I was raised in a household that was interested in learning about people from other countries, including the culture, traditions and beliefs of those people. We weren’t interested in making judgments about what they chose to celebrate or how they chose to do so. It was fun to make a dish from another land, dress up in different attire, or listen to new music while learning about and observing various holidays. Through Girl Scouts, school and at home, I was eager to celebrate people around the world as much as possible, and I guess I took this interest for granted. I now realize how lucky I was to be encouraged to expand my mind and think about others all over the globe, rather than settle for the idea that one culture is the only way, and the only right way. This interest also fosters respect for others and a quest for understanding which I am grateful to be on.
This year I find myself in a predominantly Muslim country, where December 24th and 25th are working days as usual. There are some festive decorations in the shopping mall, in honor of the coming New Year, but it has been raining now for a week straight, which makes it feel more like fall than winter. The evenings are chilly, but tomorrow temperatures are projected in the sixties. I wish I could send some of this moisture to Oklahoma, where I know it is needed. Although, the blizzard that’s supposed to blow in there just in time to make this year’s Christmas white does sound romantic and exciting.
Regardless of the fact that there are very few others around Osmaniye observing the holiday I know best, this year’s holiday season has been filled with merriment. We attended wedding festivities this past weekend, and were embraced by a large Turkish family. It was wonderful getting to spend two days with them, eating and dancing, conversing and laughing. Plus, it was an excuse to dress up, which to me comes with the season.
I found the perfect little Christmas tree—or New Year’s tree, whichever you prefer—at the grocery store just in time to get it decked. Thanks to the Fulbrighter who lived here last year, we also dug up a strand of glittery imitation lights and some jingle bells to adorn the tree. In addition, there was a stocking and a Christmas candle, so we are set. Along with the massive amounts of citrus fruit (33 pounds were brought to us this weekend by Eda’s aunt and uncle) and nuts, two of my most beloved symbols of Christmas, our home is now quite festive.

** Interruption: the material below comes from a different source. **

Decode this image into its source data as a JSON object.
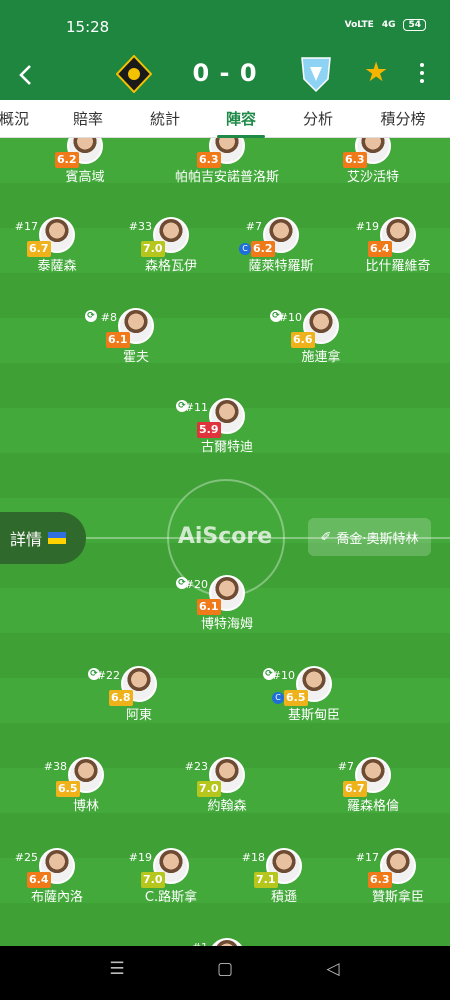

One of my favorite activities of the holidays is baking, so after choosing a Pandora Christmas station I fired up our little oven and got to it. Since this is our last week of classes before finals and before the students’ winter break, and because it’s comforting and fun, I decided to whip up chocolate chip cookies for a significant portion of my students, roughly 200 of them. (Recipe note: I have long been a lover of the Neiman Marcus style of adding coffee to my chocolate chip and nut cookies, and in Turkey this works perfectly, since Turkish coffee is already finely ground and just waiting around in excess. And I feel like some of my students get excited when they see such an ingredient listed. They seem to appreciate anything distinctly Turkish.)
Having lived in Germany and spent two Christmases there, missing my German (host) families and friends as well as German Christmas traditions, and generally finding these treats to be spectacular, I couldn’t resist preparing my favorite, Zimtsterne (Cinnamon Stars), even if I did neglect to bring along a star-shaped cookie cutter. This year’s batch will be a modest round cookie, but nonetheless promise the same almond-packed goodness. Discover these simple yet amazing cookies by making your own! Find the recipe here.
Eda, Eric and I put together a nice holiday shindig, complete with an expansive dinner (which included leftover çig köfte—raw beef—more on that later), French vin, the baked goods, Turkish coffee and tea, and delightful apricot-preserve-filled donuts sprinkled in powdered sugar. We played Christmas tunes, wore our şalvar pants (as many folks do around these parts; some of you might feel inclined to refer to them as MC Hammer pants…), opened presents and stockings (one of which was one of my personal stockings, but it worked great!), and felt festive. It was quite a success.
My biggest Christmas gift this year will be getting to spend some time with my dear family, who is patiently awaiting my return to Oklahoma for a visit. I cannot wait. See you so soon, family!
Wherever you are in the world, and whichever holiday you choose to celebrate, be it one, none, or many, may it be peaceful, joyous, and delightful—and hopefully accompanied by some scrumptious baked goods.
Merry Christmas!! , wonderful post , those cookies made with the coffee sound and look great!!
Merry Christmas, Latasha. Fantastic blog…
Merry Christmas! So excited for the zimtsterne! We were travelling all day yesterday to Madison, and had a great Christmas with the Hamels! Our card is in the mail to your parents/you once you arrive in Oklahoma! Love your experiences!
Too late to say Merry Christmas. . . .but i do wish you a very Happy New Year!! Your posts have been a blessing to me. I have enjoyed every one. . . I especially enjoy your thoughts about the culture, the country, the scenery – I just love it all and wish I were young enough to enperience such! I hope you have a safe trip home and a wonderful visit with your family. Blessings upon you. Gerry Hendon, Tulsa